* [Exercise prompt] Some lines in the listing may contain the word "color". Say how many, with the number alone.

BEGIN Given entries

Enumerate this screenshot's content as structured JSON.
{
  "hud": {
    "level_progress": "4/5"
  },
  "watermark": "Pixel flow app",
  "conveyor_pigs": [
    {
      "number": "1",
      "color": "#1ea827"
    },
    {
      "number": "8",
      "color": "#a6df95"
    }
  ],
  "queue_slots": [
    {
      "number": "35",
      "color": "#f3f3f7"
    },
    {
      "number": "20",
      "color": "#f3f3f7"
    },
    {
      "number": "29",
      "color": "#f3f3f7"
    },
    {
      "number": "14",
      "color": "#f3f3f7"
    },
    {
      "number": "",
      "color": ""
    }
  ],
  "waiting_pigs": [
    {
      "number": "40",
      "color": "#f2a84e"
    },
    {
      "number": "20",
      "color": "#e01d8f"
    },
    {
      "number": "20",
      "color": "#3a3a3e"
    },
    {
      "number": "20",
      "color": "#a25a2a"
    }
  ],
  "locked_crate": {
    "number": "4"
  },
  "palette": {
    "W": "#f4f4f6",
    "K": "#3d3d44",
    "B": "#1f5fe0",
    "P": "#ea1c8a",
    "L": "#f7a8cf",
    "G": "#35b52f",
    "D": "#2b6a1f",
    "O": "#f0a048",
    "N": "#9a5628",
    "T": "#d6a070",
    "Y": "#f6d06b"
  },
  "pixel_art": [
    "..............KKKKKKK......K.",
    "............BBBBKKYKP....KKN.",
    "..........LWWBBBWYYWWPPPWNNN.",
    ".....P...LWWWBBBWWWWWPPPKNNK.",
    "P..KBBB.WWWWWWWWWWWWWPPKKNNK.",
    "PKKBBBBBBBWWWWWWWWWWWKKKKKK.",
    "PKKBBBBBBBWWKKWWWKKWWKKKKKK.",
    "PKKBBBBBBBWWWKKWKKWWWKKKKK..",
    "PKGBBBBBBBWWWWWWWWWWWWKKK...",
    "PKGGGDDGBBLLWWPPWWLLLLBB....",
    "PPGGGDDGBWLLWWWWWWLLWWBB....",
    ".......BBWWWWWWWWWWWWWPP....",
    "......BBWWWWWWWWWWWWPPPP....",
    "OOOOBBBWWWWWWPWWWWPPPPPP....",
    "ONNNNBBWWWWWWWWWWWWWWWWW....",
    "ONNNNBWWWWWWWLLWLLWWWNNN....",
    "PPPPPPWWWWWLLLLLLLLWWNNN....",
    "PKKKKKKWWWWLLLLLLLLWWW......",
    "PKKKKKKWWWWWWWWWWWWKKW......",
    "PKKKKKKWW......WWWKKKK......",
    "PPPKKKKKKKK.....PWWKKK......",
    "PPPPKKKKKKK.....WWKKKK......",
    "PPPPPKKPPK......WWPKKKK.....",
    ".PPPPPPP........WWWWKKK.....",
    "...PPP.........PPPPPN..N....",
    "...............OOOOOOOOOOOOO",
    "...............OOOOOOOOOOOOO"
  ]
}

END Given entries

* [Response for this exercise] 11